== Your task ==
Go through the listing below and count the lines with "Details" in them. Only the count is needed.

== Records shown ==
%%

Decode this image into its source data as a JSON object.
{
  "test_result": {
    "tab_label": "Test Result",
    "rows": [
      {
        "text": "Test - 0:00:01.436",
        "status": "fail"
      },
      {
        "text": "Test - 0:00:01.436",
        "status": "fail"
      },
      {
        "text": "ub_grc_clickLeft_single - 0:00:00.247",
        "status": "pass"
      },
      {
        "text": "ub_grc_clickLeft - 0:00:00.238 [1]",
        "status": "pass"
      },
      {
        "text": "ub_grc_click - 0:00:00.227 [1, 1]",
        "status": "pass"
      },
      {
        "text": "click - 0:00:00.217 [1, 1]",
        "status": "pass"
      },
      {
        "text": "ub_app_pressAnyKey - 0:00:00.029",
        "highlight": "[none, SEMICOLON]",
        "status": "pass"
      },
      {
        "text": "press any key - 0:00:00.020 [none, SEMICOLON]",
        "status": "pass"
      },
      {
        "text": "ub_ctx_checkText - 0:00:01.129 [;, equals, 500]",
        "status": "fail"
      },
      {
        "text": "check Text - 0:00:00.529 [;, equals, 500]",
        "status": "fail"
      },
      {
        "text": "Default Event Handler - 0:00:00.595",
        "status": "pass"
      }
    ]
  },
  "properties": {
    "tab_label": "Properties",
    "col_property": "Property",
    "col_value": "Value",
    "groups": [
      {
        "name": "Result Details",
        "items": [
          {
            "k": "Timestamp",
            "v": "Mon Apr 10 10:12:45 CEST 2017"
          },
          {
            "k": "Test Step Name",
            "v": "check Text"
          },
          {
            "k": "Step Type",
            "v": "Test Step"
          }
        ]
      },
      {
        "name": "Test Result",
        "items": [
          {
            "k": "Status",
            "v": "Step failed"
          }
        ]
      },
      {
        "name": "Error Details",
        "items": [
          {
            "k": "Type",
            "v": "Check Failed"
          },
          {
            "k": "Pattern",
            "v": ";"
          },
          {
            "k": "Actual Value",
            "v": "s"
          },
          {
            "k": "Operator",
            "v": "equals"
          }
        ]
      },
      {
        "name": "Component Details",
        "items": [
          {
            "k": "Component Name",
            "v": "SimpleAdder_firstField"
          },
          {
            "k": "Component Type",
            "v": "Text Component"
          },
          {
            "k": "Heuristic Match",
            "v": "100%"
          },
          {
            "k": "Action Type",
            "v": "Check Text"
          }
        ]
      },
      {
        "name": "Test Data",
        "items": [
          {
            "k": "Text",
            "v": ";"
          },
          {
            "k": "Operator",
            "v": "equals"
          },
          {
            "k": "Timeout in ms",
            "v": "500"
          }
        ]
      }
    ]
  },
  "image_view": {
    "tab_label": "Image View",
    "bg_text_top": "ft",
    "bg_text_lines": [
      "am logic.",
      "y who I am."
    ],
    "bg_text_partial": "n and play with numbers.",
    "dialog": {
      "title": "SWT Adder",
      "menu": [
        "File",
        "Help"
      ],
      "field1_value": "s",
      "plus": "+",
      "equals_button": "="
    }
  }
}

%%
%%

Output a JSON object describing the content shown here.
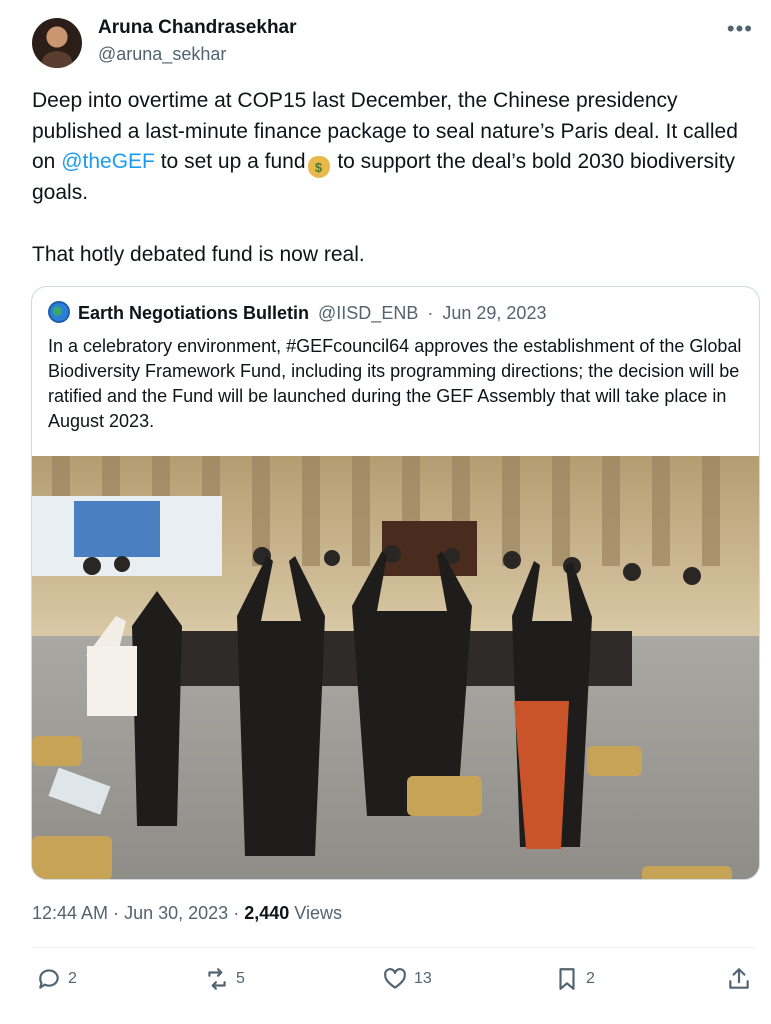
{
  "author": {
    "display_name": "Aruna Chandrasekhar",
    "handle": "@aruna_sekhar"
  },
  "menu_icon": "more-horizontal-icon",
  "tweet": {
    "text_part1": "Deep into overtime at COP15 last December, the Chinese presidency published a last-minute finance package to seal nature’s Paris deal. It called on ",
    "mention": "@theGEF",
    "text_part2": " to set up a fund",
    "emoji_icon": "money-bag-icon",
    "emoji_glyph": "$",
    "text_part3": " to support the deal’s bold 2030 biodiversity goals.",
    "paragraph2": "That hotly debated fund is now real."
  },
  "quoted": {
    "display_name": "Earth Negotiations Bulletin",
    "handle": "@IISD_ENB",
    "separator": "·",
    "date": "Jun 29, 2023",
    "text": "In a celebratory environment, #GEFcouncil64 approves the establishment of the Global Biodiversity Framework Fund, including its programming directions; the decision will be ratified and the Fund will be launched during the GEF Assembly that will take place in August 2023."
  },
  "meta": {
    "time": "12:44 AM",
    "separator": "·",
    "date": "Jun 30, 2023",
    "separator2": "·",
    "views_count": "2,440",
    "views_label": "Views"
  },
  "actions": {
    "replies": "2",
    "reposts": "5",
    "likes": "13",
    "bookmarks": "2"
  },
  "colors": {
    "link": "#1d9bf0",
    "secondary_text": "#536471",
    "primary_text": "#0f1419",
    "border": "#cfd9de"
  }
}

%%

== Solution below ==
3